Orphan Survival Stories Index |
I sat there watching her as she read the local newspaper. I in a chair and her on the antique couch in her living-room.
I was not sure why I was even there. Who were these strange people anyway? Why would someone invite a total stranger into their home and give them food and a place to sleep? It was true that I was just a kid. But still that made no difference. They were still strangers to me. There had to be a catch somewhere. There had to be something in it for them. No one is kind to someone else for no reason at all.
I would glance at the television and then once in a while I would look back at her face. I watched as she read and changed the expressions on her face. All at once I noticed tears running down her cheeks.
"Are you ok?" I asked her.
She reached over and she picked up a tissue. She wiped her eyes and then she looked directly at me.
"I was just reading an article. It said that four teenagers were killed today in an automobile accident over on University Boulevard," she told me.
"But why would you cry for them? You don't even know them," I told her.
"I cry for them because they lost their lives at such a young age.”
"I ain't never cried for nobody.’Course I ain't never known nobody that died before either," I told her.
She put the newspaper down, sat up onto the edge of the couch and she looked directly into my eyes.
"I was told by the juvenile authorities that you were rather a hard-nosed boy. Is that true?" She asked.
"I guess. I don't know," I responded.
"I don't think that it is true at all," She said. "I can tell that just by looking into your face and your eyes. The truth of the matter is that you do not know how to feel about certain things," she continued.
I just sat there not having the slightest idea of what to say back to her. She just sat there staring at me. I looked down at the carpet and then I turned my head and I began to watch the television.
"Let me get us a coca cola and let's go out on the front porch,” she said, as she got up from the couch.
I really didn't want to go out onto the front porch. I knew that I would be asked a bunch of dumb questions. Questions that I could not possibly answer. I just wanted to be left alone until I was returned to the juvenile shelter the next morning. Nevertheless, I got up and I walked out onto the porch. I stood there waiting for her to return.
The next thing I knew it was almost four in the morning. She and I had talked for almost five hours. I don't really remember what all was said. I do remember her hugging me and my body going limp, my arms to my sides. I did not know how to react to someone hugging me. I had never felt such a strange thing before. I lay in my bed all night feeling numb and confused. I think I tried to cry but I just couldn't.
My life continued to spiral out of control for many years after that. I made my way to the reform school, jail and then on to prison at age twenty-one. I walked out of prison on February 6th, 1969, at age twenty-four, never to get in trouble again.

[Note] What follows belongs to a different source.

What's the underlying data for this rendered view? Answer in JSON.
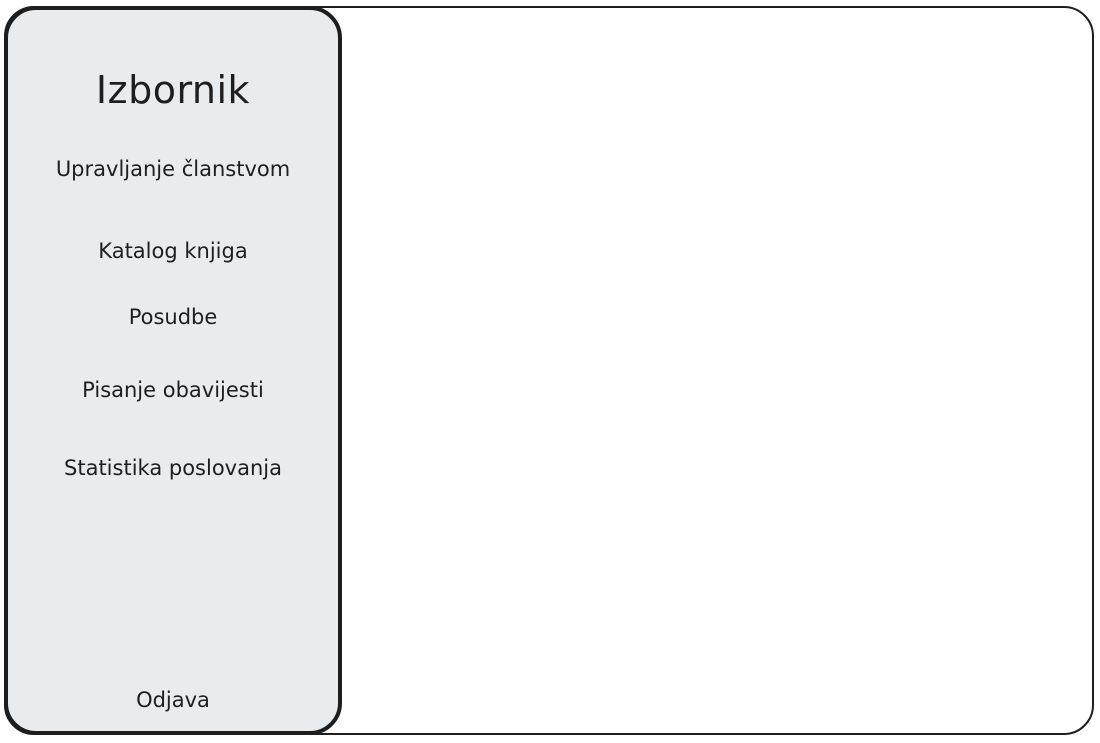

That's been thirty-five years ago this last February.
Whatever I have accomplished in my life is due to that woman putting her arms around a very confused juvenile delinquent that night. A lady who later became my foster mother. A stranger who took the time to make me feel that I had a worth in the world and made me feel that I was worth talking to. That I was worth giving a bottle of coca cola.
It is amazing how much money the county, and state probably spent on unwanted children like me. That woman accomplished more in five hours than did the state in fourteen years. All for the price of a bottle of coca cola and a free hug.